Dataset entries

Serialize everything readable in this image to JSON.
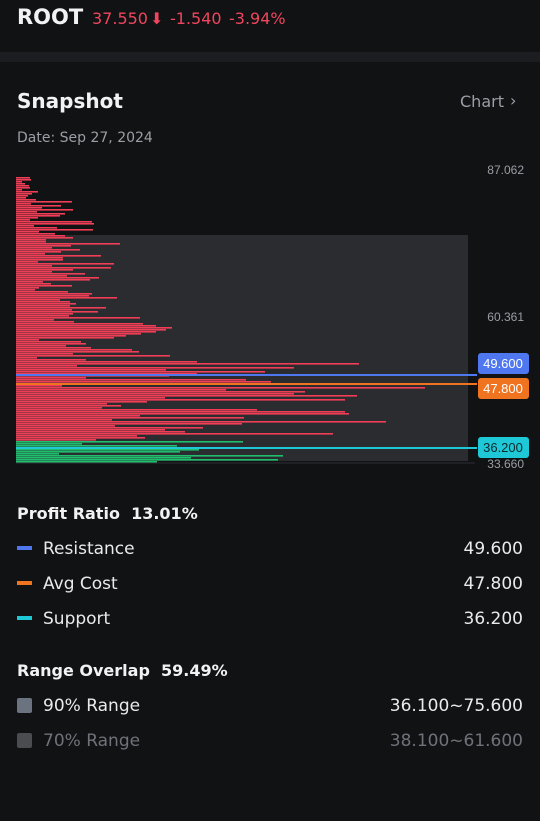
{
  "header": {
    "ticker": "ROOT",
    "price": "37.550",
    "arrow_icon": "arrow-down-icon",
    "arrow_glyph": "⬇",
    "change": "-1.540",
    "change_pct": "-3.94%"
  },
  "snapshot": {
    "title": "Snapshot",
    "chart_link": "Chart",
    "chart_link_icon": "chevron-right-icon",
    "chev_glyph": "›",
    "date_label": "Date:",
    "date_value": "Sep 27, 2024"
  },
  "chart": {
    "price_labels": [
      "87.062",
      "60.361",
      "33.660"
    ],
    "tags": {
      "resistance": "49.600",
      "avg_cost": "47.800",
      "support": "36.200"
    },
    "colors": {
      "profit": "#ef3e55",
      "loss": "#1fbf6e",
      "resistance": "#4f78f0",
      "avg_cost": "#f07320",
      "support": "#1ec8d6",
      "range_band": "#2a2c30"
    }
  },
  "profit": {
    "label": "Profit Ratio",
    "value": "13.01%"
  },
  "legend": [
    {
      "label": "Resistance",
      "value": "49.600",
      "color": "#4f78f0"
    },
    {
      "label": "Avg Cost",
      "value": "47.800",
      "color": "#f07320"
    },
    {
      "label": "Support",
      "value": "36.200",
      "color": "#1ec8d6"
    }
  ],
  "range": {
    "label": "Range Overlap",
    "value": "59.49%"
  },
  "ranges": [
    {
      "label": "90% Range",
      "value": "36.100~75.600",
      "color": "#6b7280"
    },
    {
      "label": "70% Range",
      "value": "38.100~61.600",
      "color": "#4a4c50"
    }
  ]
}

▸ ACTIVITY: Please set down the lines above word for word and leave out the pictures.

▸ TASK RESPONSE:
Serialize everything readable in this image to JSON.
{
  "header": {
    "ticker": "ROOT",
    "price": "37.550",
    "arrow_icon": "arrow-down-icon",
    "arrow_glyph": "⬇",
    "change": "-1.540",
    "change_pct": "-3.94%"
  },
  "snapshot": {
    "title": "Snapshot",
    "chart_link": "Chart",
    "chart_link_icon": "chevron-right-icon",
    "chev_glyph": "›",
    "date_label": "Date:",
    "date_value": "Sep 27, 2024"
  },
  "chart": {
    "price_labels": [
      "87.062",
      "60.361",
      "33.660"
    ],
    "tags": {
      "resistance": "49.600",
      "avg_cost": "47.800",
      "support": "36.200"
    },
    "colors": {
      "profit": "#ef3e55",
      "loss": "#1fbf6e",
      "resistance": "#4f78f0",
      "avg_cost": "#f07320",
      "support": "#1ec8d6",
      "range_band": "#2a2c30"
    }
  },
  "profit": {
    "label": "Profit Ratio",
    "value": "13.01%"
  },
  "legend": [
    {
      "label": "Resistance",
      "value": "49.600",
      "color": "#4f78f0"
    },
    {
      "label": "Avg Cost",
      "value": "47.800",
      "color": "#f07320"
    },
    {
      "label": "Support",
      "value": "36.200",
      "color": "#1ec8d6"
    }
  ],
  "range": {
    "label": "Range Overlap",
    "value": "59.49%"
  },
  "ranges": [
    {
      "label": "90% Range",
      "value": "36.100~75.600",
      "color": "#6b7280"
    },
    {
      "label": "70% Range",
      "value": "38.100~61.600",
      "color": "#4a4c50"
    }
  ]
}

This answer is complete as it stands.